In a dream I had few nights ago, a man was hitting on me. I'm happily married, but that had no relevance when it was a particular body part that most attracted the man. You know when you have a dream and you remember it the next day, you sometimes only remember a snap shot or two? Well, the shot I vividly recalled was the inside of my bare forearm
and the man gingerly sliding his thumb along it from my elbow to my wrist, crooning, "What nice forearms you have." Nice pick up line, huh?
Thus is the pride of a goat milker
. Or, at least, it is for me, a weird goat milker. Strong forearms, a killer handshake and the ability to out squeeze any stressed-out office worker in a worry ball competition.
Some might think milking four goats
twice a day is a lot of work. It is, but it's a different kind of work, a good kind of work. When I go to the “office,” I sit outside by the milk stand under the sun or the stars in my farm clothes, talk to the goats, grab some sweet bribery for them to eat on the stanchion
, and sidle up to their right sides to commence milking.
I milk twice a day. The milk from the four goats fills up a two-gallon pot. Each squeeze produces about a tablespoon of milk. There are 512 tablespoons in two gallons of milk. Milking twice a day, that's at least 1,024 squeezes per day.
A lot of work? Yes. But, I'd rather do this as part of my profession than sit behind a desk, squeezing a worry ball 1,024 times per day to get a good grip and the ability to suspend myself from my fingertips from the barn rafters. (OK, I can't really do that. And, actually, I don't really aspire to do that.)
I remember back when we first got our goats. I milked two goats twice a day, waking up daily with my hands asleep in the typical carpal tunnel pattern from so much repetitive motion. I was shocked the day I saw my own forearm resting out the open driver's side window. It was, with my tendency to exaggerate, HUGE. I actually didn't know where it came from and did a double take. Only my friend Marvin
's, a fireman, forearms are bigger.
Along with the fact that a goat milker squeezes thousands of times per week, bazillions of times per year, there are intricate motions in milking that tone a person's forearms.
Let's take a quick look at a goat anatomy refresher course: A goat has one udder
, the bag that holds the milk. A goat has two teats
, the tubes hanging down that channel the milk. Each teat has one orifice
, the opening that allows the milk to come out.
In my opinion, a long teat is the best.

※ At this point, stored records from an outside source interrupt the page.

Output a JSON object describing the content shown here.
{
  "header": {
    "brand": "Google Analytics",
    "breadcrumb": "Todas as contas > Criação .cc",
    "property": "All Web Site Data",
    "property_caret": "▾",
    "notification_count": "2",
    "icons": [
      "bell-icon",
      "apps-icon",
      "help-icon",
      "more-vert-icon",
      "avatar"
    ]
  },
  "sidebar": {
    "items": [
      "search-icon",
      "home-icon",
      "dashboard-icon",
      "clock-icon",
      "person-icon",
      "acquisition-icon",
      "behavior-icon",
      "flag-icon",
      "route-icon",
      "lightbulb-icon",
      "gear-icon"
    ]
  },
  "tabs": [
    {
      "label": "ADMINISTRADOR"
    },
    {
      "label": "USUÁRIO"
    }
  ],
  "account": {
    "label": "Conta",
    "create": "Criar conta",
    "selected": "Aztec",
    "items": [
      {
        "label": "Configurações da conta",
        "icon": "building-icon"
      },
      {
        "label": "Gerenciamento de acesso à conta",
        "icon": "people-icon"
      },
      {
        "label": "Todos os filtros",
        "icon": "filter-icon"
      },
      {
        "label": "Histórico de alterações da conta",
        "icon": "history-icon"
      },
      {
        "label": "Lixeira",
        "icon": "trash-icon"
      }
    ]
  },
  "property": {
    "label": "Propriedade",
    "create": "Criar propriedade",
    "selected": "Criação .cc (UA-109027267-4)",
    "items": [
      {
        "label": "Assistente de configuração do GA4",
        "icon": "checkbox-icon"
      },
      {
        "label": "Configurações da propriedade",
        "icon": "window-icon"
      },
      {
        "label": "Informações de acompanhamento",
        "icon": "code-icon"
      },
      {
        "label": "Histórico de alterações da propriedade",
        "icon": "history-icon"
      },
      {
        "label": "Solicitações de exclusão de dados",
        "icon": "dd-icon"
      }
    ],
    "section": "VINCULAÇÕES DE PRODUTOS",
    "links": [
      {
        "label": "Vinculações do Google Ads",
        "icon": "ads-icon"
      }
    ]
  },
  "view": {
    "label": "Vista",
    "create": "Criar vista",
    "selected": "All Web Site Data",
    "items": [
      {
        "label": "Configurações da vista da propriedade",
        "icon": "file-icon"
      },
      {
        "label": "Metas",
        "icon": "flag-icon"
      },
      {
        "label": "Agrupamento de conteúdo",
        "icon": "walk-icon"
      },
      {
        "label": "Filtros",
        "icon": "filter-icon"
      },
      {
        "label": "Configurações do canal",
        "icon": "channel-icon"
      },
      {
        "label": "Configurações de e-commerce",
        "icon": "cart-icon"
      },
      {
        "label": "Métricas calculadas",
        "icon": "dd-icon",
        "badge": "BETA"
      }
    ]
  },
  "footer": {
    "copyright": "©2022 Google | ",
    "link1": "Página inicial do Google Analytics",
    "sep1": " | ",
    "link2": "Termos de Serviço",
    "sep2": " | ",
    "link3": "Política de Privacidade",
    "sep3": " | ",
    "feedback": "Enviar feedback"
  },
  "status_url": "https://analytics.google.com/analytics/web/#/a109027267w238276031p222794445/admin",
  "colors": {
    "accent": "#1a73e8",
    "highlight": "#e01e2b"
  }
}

Your whole hand fits on there and you can complete an index-to-pinky finger down squeeze in one fluid motion, capturing all of the tiny forearm muscles in the action. And a big orifice is ideal because more milk comes out with each squeeze, reducing the amount of squeezes per milking, and therefore your propensity for carpal tunnel syndrome and sneaking desires to get that desk job you really don't want.
On the flip side, and common to every female mammal, we all have different teat and orifice sizes. There are the goats that need a big bra and the goats that need a small bra. Goats with small teats are the biggest challenge to milk because you can only use one or two fingers to coax the milk out. To mimic this, pretend you're playing a miniature trumpet with only two keys and push those keys up and down 256 times, fast. Wait, these are small teats and you only get a teaspoon per squeeze, so increase that to 512 teensy key strokes and repeat eight times, daily.
Before my goat-milking years, I had never thought twice about forearm size. But when you shake the hand of the carpet installer and he winces, or you shake the hand of a new female acquaintance and accidentally reposition her hand bones, you gain a new appreciation for a strength you didn't know you had.
Lindsey is a city girl turned urban farm girl. She and her family are the proud stewards of a few milking goats, a lot of working chickens, an organic garden and a budding orchard. Just around the corner is the city. But she, and her farm, are hidden by the rocks. Follow her on Twitter (@goatcheeselady) and FaceBook (The Goat Cheese Lady) or visit her website (thegoatcheeselady.com). E-mail questions, comments, suggestions, etc to Lindsey at: email@example.com.